An “availability cascade” is the concept that as a topic gains traction in the media, people perceive it to be more plausible, creating a self-reinforcing loop where the topic continues to rise in the public discourse through further momentum in the media.

A “reputational cascade” is the concept that a person who wants to earn social approval, or avoid censure, will choose to (publicly) subscribe to dominant beliefs (even if they privately disagree).

Distortions that arise from heuristics

Heuristics are mental shortcuts used to make decisions more economically (exert less time/energy to come to conclusion). Heuristics save time but can come at the cost of distorting reality.

Framing effect

The framing effect describes how results can be manipulated to change an intended behavior. For example, people are more likely to undergo treatment if told “90% of people have survived” than “10% of people have died”.

Availability bias

Availability bias results from estimating the probability of an event based on how easily instances can be recalled. This produces substantial distortions because the frequency of an event does not need to be related to how accessible instances are in memory.

Consider the risk perception of the average person toward a shark compared to a mosquito. Most people would fear a shark more, yet only 10 people died in 2016 due to interaction with a shark, compared to 780,000 deaths due to interaction with a mosquito.

Consider the risk perception of terrorism in the US compared to the risk perception of gun violence. Availability is influenced by the volume of news we see about a topic which modulates our risk perception.

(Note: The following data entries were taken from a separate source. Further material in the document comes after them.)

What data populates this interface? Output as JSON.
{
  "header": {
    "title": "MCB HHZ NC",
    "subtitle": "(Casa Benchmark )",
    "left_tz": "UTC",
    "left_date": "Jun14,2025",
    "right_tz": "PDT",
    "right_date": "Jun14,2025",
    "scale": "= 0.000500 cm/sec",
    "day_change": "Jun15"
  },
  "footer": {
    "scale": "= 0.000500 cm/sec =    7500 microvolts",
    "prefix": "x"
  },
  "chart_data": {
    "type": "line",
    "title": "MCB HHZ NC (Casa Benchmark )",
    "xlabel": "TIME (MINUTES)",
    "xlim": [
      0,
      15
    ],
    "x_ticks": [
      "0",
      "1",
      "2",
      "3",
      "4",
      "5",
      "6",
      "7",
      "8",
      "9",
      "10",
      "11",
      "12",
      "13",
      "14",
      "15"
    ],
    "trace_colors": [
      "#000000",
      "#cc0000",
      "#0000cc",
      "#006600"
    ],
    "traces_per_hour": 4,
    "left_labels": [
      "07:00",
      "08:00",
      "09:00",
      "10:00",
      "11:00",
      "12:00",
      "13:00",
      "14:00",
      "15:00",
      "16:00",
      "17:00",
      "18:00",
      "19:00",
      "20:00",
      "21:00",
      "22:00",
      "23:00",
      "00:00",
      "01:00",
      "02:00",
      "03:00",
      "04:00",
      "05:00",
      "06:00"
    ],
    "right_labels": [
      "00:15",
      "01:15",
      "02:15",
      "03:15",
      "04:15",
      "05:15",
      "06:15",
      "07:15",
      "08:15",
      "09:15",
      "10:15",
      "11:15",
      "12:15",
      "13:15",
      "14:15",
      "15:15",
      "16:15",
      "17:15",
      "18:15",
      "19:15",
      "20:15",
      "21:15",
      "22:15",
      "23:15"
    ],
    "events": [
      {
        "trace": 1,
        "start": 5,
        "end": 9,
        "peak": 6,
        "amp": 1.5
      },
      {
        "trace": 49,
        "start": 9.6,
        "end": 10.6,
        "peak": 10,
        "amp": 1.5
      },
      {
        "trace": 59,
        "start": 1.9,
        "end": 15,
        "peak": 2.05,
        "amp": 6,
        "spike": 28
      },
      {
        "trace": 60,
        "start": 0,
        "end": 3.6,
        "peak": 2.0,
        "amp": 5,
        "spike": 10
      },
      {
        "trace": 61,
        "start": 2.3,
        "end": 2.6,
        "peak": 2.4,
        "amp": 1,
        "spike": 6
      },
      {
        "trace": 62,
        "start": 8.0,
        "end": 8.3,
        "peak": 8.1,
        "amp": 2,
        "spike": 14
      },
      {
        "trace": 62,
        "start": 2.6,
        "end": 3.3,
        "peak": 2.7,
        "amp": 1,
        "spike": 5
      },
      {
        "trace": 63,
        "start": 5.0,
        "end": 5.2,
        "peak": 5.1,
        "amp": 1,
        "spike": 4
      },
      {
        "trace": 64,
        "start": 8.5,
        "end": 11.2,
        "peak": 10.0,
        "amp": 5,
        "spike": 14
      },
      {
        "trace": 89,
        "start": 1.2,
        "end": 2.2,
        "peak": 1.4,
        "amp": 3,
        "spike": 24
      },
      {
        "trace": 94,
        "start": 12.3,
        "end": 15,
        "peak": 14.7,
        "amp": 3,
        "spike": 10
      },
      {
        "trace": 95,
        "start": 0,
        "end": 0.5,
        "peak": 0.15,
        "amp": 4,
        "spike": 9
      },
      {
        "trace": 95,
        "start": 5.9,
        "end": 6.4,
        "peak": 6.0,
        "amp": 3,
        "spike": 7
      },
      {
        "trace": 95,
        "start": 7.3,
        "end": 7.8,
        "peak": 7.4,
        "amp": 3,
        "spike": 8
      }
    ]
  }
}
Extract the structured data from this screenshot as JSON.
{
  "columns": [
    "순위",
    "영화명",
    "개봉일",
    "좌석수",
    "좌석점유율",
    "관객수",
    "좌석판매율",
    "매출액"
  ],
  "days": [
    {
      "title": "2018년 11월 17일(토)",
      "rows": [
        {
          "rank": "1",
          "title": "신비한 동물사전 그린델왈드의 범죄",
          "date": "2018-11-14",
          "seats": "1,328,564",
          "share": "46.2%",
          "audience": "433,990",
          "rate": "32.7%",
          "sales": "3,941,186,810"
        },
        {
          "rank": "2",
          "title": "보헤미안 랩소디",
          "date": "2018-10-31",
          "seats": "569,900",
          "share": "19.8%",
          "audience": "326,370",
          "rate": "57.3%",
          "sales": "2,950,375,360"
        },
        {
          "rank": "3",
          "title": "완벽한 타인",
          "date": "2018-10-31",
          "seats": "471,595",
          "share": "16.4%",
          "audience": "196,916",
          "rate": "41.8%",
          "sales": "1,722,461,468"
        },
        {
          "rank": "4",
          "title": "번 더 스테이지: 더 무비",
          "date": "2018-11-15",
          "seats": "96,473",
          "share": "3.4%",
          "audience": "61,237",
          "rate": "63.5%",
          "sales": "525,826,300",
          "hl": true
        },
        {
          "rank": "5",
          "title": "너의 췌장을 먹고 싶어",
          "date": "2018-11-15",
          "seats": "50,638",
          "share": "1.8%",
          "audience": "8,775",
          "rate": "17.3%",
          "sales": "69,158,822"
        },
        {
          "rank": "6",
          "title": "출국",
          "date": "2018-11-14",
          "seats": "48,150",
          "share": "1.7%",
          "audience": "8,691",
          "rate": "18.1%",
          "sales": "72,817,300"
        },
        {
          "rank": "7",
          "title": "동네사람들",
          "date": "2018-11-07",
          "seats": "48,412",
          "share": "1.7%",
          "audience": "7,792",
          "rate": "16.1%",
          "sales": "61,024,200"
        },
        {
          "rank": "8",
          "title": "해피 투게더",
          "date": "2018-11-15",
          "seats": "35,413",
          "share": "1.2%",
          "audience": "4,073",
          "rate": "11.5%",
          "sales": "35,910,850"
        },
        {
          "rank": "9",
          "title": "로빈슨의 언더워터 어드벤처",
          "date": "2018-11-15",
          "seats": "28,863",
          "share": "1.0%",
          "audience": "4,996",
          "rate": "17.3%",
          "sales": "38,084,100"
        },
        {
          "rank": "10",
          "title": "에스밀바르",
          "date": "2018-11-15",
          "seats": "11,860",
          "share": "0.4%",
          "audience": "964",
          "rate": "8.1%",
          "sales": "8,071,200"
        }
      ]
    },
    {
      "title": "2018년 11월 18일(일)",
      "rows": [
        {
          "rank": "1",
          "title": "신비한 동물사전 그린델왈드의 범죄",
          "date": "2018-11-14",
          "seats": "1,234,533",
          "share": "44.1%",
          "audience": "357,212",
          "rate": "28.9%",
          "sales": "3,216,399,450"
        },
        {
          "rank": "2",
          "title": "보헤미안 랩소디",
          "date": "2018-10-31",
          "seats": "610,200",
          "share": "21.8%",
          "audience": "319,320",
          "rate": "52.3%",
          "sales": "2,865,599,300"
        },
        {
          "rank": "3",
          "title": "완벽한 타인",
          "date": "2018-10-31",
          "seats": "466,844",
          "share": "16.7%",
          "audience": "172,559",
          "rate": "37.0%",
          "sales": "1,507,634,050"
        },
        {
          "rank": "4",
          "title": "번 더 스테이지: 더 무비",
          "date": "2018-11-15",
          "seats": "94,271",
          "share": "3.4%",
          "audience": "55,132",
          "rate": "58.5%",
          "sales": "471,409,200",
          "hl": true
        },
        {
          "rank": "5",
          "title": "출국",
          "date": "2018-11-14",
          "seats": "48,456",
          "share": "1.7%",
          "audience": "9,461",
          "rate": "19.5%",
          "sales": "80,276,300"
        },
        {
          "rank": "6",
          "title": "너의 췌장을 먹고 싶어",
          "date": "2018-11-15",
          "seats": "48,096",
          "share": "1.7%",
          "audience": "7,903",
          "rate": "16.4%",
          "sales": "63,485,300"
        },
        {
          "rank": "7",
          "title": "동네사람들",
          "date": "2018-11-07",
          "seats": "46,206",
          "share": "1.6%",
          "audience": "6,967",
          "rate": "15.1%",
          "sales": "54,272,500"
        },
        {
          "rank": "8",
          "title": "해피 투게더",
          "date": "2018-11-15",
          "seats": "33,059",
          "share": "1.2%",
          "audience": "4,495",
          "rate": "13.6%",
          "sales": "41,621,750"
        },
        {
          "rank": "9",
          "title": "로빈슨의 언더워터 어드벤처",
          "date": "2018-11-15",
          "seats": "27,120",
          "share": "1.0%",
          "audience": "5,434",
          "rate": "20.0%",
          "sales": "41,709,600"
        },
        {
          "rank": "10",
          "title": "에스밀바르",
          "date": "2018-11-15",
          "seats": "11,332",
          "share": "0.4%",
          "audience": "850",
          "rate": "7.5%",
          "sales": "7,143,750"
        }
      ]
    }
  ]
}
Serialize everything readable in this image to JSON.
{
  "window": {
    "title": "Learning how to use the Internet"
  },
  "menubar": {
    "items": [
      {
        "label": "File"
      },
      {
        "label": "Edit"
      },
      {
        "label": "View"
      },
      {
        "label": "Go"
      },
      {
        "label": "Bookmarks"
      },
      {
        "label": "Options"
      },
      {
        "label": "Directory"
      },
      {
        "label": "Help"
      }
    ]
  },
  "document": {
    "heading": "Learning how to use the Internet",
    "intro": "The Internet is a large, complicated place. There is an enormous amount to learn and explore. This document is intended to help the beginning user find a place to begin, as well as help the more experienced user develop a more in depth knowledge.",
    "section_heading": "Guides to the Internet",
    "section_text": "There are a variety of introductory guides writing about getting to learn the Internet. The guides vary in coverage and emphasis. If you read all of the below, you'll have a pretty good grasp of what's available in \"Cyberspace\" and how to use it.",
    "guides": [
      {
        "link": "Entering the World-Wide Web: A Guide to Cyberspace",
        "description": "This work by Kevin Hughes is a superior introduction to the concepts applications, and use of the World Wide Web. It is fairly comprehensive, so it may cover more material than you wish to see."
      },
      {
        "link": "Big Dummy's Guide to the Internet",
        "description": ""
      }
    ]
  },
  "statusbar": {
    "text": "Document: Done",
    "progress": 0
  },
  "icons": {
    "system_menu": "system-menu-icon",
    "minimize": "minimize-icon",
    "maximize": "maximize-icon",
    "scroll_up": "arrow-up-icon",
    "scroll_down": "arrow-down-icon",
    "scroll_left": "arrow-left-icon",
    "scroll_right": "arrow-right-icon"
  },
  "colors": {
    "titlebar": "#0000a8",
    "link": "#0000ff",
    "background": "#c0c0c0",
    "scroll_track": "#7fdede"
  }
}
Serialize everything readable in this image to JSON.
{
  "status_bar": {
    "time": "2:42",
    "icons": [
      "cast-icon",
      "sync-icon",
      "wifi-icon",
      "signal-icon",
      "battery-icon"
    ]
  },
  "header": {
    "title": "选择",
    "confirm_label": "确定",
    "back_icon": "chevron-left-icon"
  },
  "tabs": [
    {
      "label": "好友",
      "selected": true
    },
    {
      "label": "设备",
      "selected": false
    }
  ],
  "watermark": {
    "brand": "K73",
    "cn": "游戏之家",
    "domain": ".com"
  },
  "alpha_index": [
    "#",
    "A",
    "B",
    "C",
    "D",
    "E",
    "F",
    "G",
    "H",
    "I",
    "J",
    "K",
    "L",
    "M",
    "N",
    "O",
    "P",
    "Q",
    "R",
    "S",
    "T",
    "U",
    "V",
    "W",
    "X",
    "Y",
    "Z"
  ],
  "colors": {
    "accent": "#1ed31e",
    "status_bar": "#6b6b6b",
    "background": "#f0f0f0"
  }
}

  • Terrorism deaths = 21 (2013)
  • NYT articles on terrorism = 2,903

  • Gun deaths = 33,636 (2013)
  • NYT articles on gun violence = 799

Availability bias leads to systematic errors in assessing the number of deaths due to particular risks. Overestimates are given to dangers the media persistently covers, and underestimates are given to dangers that are not publicized widely (deaths due to hospital acquired infections, medical errors, asthma).

From a machine learning perspective, availability bias reminds me of the issues that arise when distributions of data between train and test do not match. The media is exacerbating class imbalance by augmenting the number of examples in the “train” distribution (our minds model of the world), so that it is very divorced from the test data (true reality).


How should we allocate resources and fashion laws given the distortions that arise from cognitive heuristics?

Technocractic vs. Democratic

The technocratic response views availability cascades as the irrational consequence of groupthink, inevitable to result in gross misallocation of resources toward minor risks the mob has mongered fear over. In response, technocrats advocate for prioritizing risk mitigation based on objective measures (number of lives affected, severity of impact).

The democratic response views availability cascades as revealing risk preferences among a group of people. Even though car accidents may kill more people than shark attacks, if the consensus is that death by shark attack is worse than death by a car crash, more resources should be committed to mitigating shark attacks.


Availability cascades and risk regulation (2007)

Availability: A Heuristic for Judging Frequency and Probability (1973)